▸ **AIM OF THE EXERCISE**
In the entries below, find each line with the word "medarbejdere" and return it.

[Dataset rows describing interfaces]
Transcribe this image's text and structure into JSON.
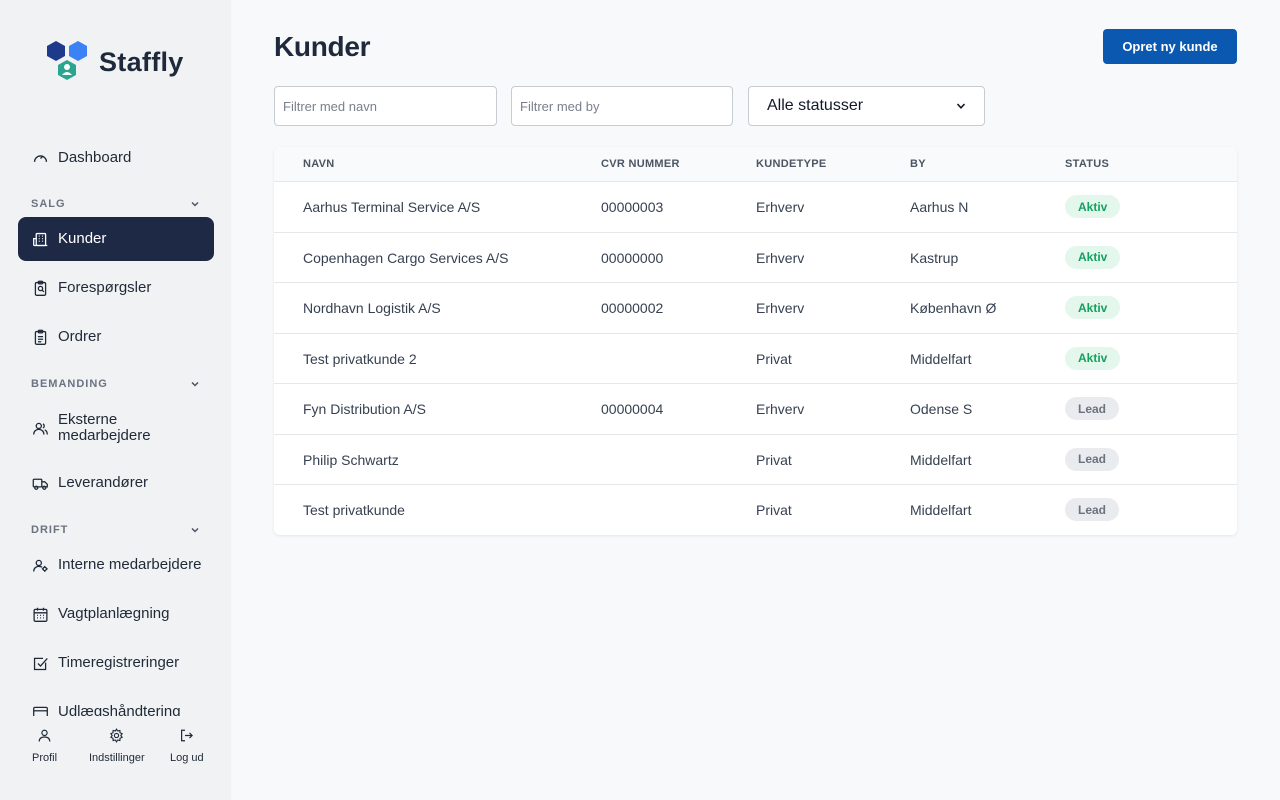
{
  "app": {
    "name": "Staffly"
  },
  "sidebar": {
    "dashboard": "Dashboard",
    "sections": [
      {
        "label": "SALG"
      },
      {
        "label": "BEMANDING"
      },
      {
        "label": "DRIFT"
      }
    ],
    "items": {
      "kunder": "Kunder",
      "forespoergsler": "Forespørgsler",
      "ordrer": "Ordrer",
      "eksterne_line1": "Eksterne",
      "eksterne_line2": "medarbejdere",
      "leverandoerer": "Leverandører",
      "interne": "Interne medarbejdere",
      "vagtplan": "Vagtplanlægning",
      "timereg": "Timeregistreringer",
      "udlaeg": "Udlægshåndtering"
    },
    "active": "Kunder",
    "bottom": {
      "profil": "Profil",
      "indstillinger": "Indstillinger",
      "logud": "Log ud"
    }
  },
  "main": {
    "title": "Kunder",
    "create_button": "Opret ny kunde",
    "filters": {
      "name_placeholder": "Filtrer med navn",
      "city_placeholder": "Filtrer med by",
      "status_selected": "Alle statusser"
    },
    "table": {
      "columns": [
        "NAVN",
        "CVR NUMMER",
        "KUNDETYPE",
        "BY",
        "STATUS"
      ],
      "rows": [
        {
          "navn": "Aarhus Terminal Service A/S",
          "cvr": "00000003",
          "type": "Erhverv",
          "by": "Aarhus N",
          "status": "Aktiv"
        },
        {
          "navn": "Copenhagen Cargo Services A/S",
          "cvr": "00000000",
          "type": "Erhverv",
          "by": "Kastrup",
          "status": "Aktiv"
        },
        {
          "navn": "Nordhavn Logistik A/S",
          "cvr": "00000002",
          "type": "Erhverv",
          "by": "København Ø",
          "status": "Aktiv"
        },
        {
          "navn": "Test privatkunde 2",
          "cvr": "",
          "type": "Privat",
          "by": "Middelfart",
          "status": "Aktiv"
        },
        {
          "navn": "Fyn Distribution A/S",
          "cvr": "00000004",
          "type": "Erhverv",
          "by": "Odense S",
          "status": "Lead"
        },
        {
          "navn": "Philip Schwartz",
          "cvr": "",
          "type": "Privat",
          "by": "Middelfart",
          "status": "Lead"
        },
        {
          "navn": "Test privatkunde",
          "cvr": "",
          "type": "Privat",
          "by": "Middelfart",
          "status": "Lead"
        }
      ]
    }
  },
  "colors": {
    "sidebar_active": "#1e2a45",
    "primary": "#0a58b0",
    "status_aktiv": "#16a060",
    "status_lead": "#6b7280"
  }
}
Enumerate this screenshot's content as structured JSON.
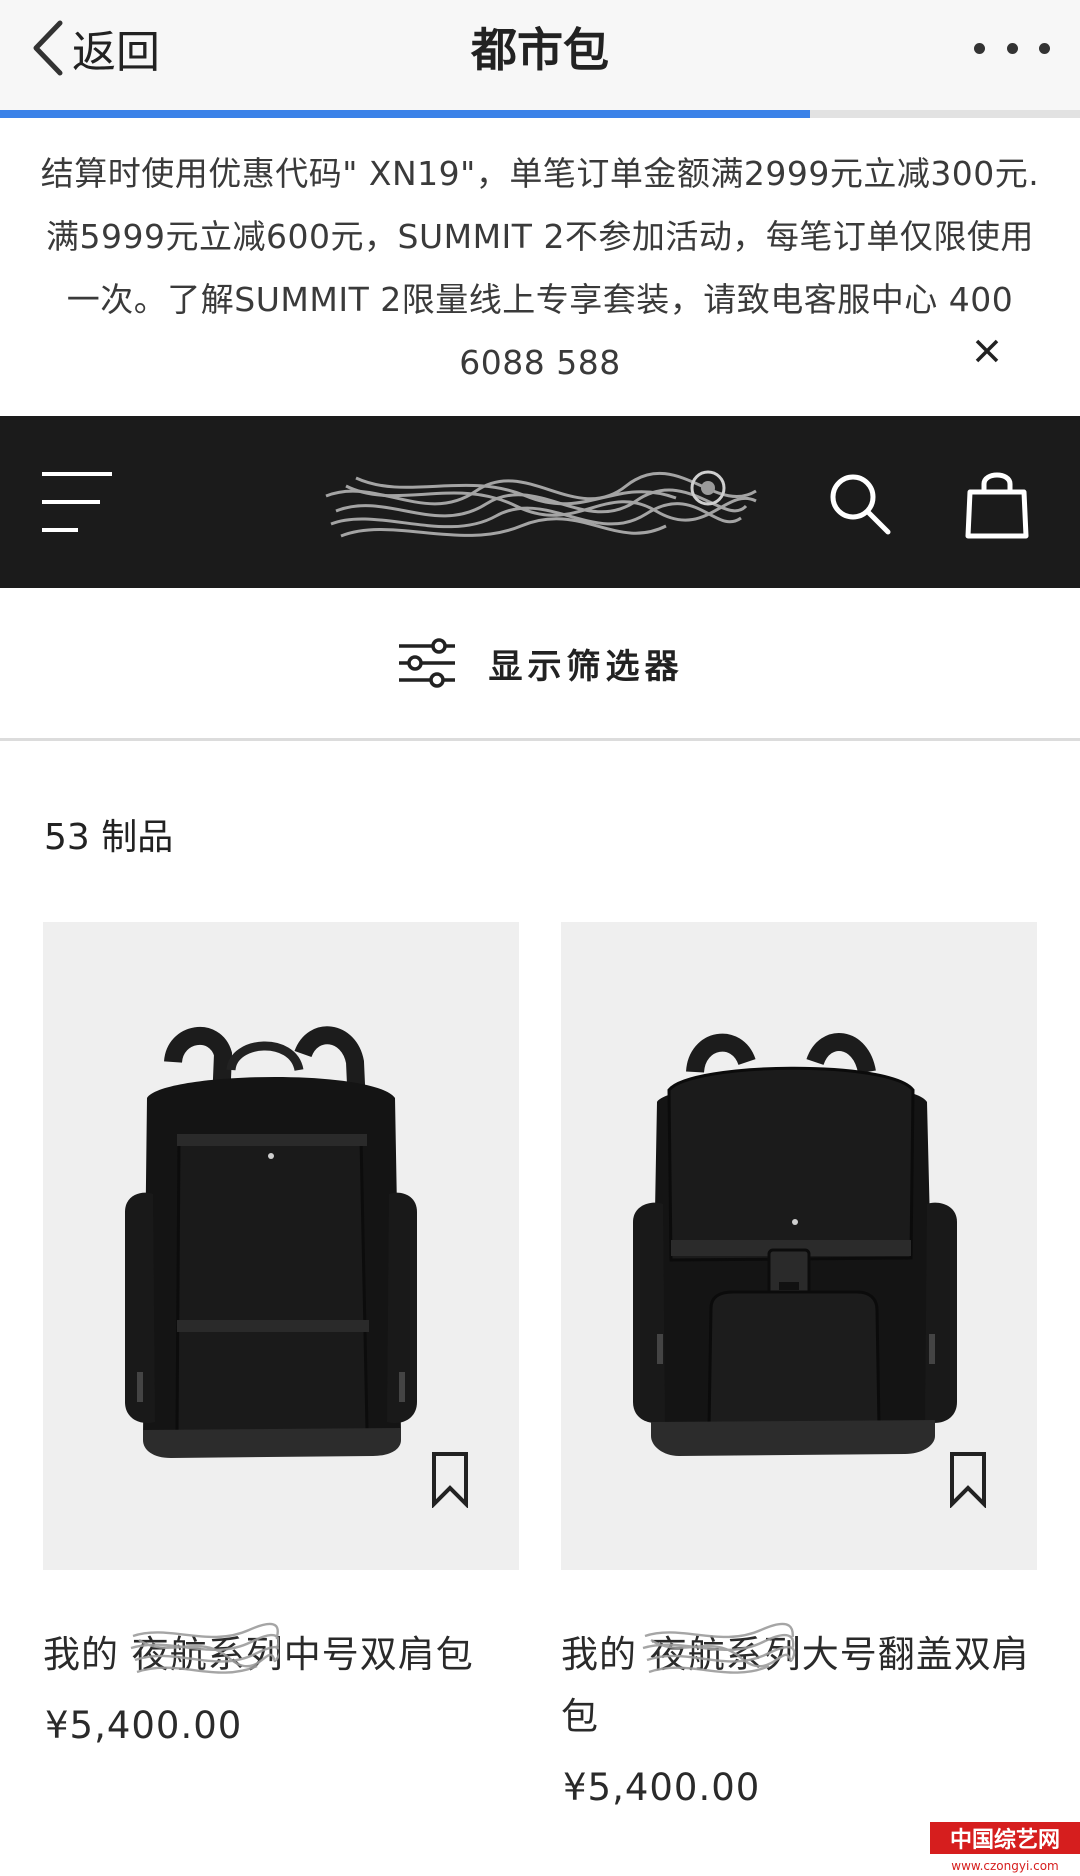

▸ **EXERCISE ANSWER**
      "eksterne_line2": "medarbejdere",
      "interne": "Interne medarbejdere",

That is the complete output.